My impact in this world is contained largely to a very small demographic. This bucket – my bucket – contains my home, my community, my neighbourhood, and even this teeny tiny mountain that I am currently standing on. It holds all of the people I love and everything else that I decide makes my life whole, valuable, and important. I don’t need a big life or a grand exit from it. I have my little life, my little niche and that makes me happy. I don’t need to conquer the whole world. I don’t need to be remembered far and wide. I don’t need grandiose gestures and notoriety. What I need is what already fits into my bucket and with that, I already have everything in this world that matters most.

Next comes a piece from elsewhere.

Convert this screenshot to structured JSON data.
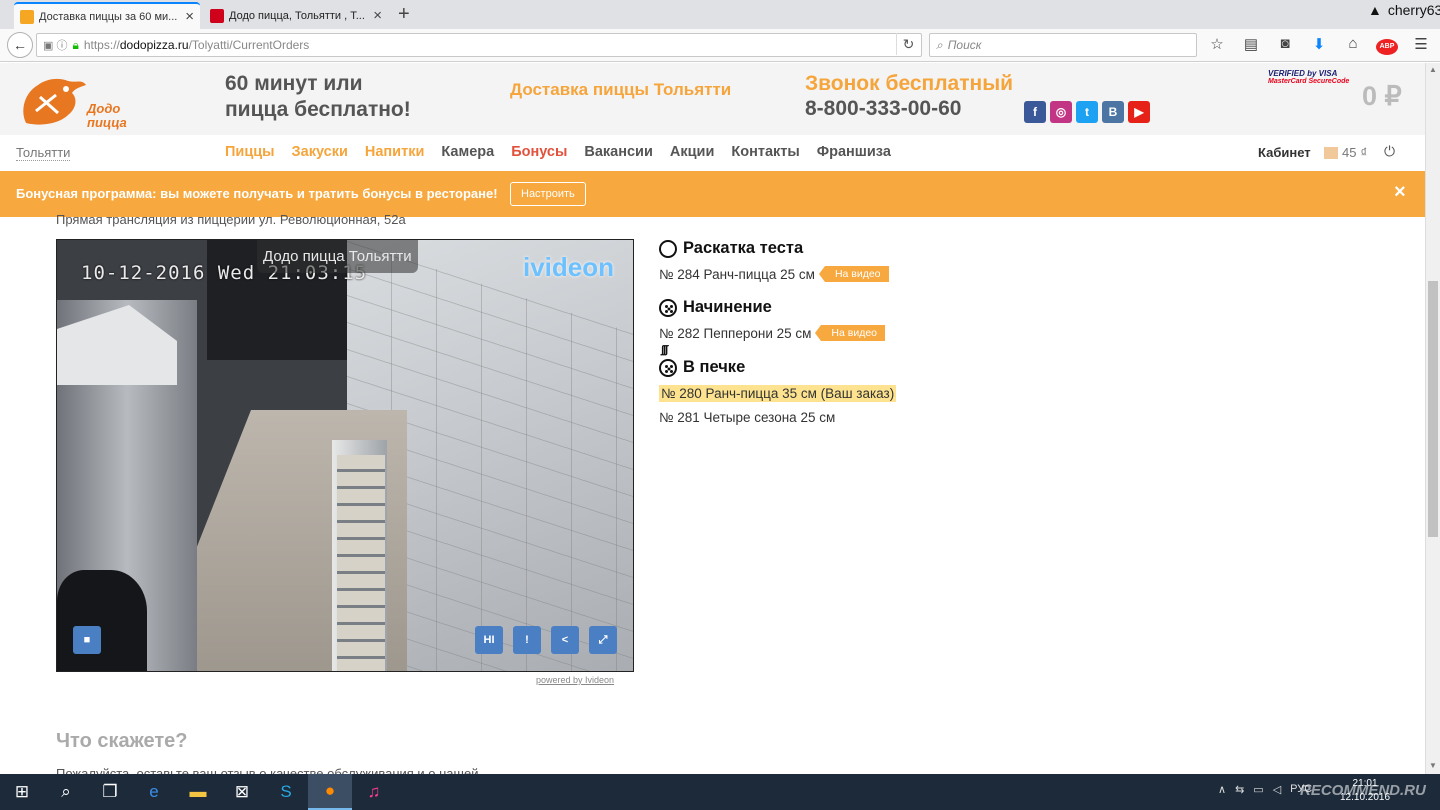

Standing on this mountain, looking up at the trees, smelling the fresh, clean air, remembering doing the same thing so many years ago reminds me that my life has been robust and rich. These experiences are packed tightly into my bucket, filling it with wealth beyond monetary value. Each of these experiences is stored safely in my bucket and will be what I will draw from to get me through the tough times ahead. Everything I already have in my bucket, and the memories that I am making now, while I still can, will be enough to carry me through until the end. Despite the fact that I am 36-years-old with only a little more time left to live, and how I wish I could have been given a little more time, I can comfortably look inside of my bucket and know without a doubt that I am very lucky. My bucket is already full.
The days are still short this time of year, especially with the cover of rain blocking the sun. I know that it will get dark soon. It is time to start making my way back to the car and head home.
There is one more thing I want to do before I leave, though. I turn and head towards the west side of the mountain where a small cut in the trees makes an ideal lookout point. I walk forward, my dog following closely behind me. Together we climb onto a flatbed of stones, our feet stable now that they are free from the mud. I look out and see that the clouds are breaking up. The rain has finally stopped. Below me is the road that I drove in on, tiny now from my perspective. I can see the small town; houses and shops scattered amongst trees and parks and other elements of nature that will be blooming to life in only a few weeks from now. I can see the two lakes either side of the road. They spread out as far as the eye can see. The ice has broken up in many spots so it is easy to see the deep blue water beneath. It’s all so beautiful that it takes my breath away.
I tell my dog to sit and walk closer to the edge of the lookout point. There is no guardrail to hold me if I slip, so I take careful sure-footed steps. I go as close to the edge as I dare. I take as deep of a breath in as I can without triggering the coughing again and I lean forward. With as much force as I can, I push the words from the pit of my stomach and they come exploding from my throat, “NO MATTER WHAT HAPPENS, I AM LUCKY! YOU CAN HAVE MY LIFE BUT MY BUCKET IS ALREADY FULL!” The words echo down the side of the mountain and disappear. I turn to go.
My energy is fading fast and I know that I still have to be able to drive myself home so I don’t linger any longer. Calling for my dog, he swiftly springs to my side and we deftly trek back to the car. I look down at my dog as he trots beside me, he has found yet another stick – his third of the day. I think he feels pretty lucky too.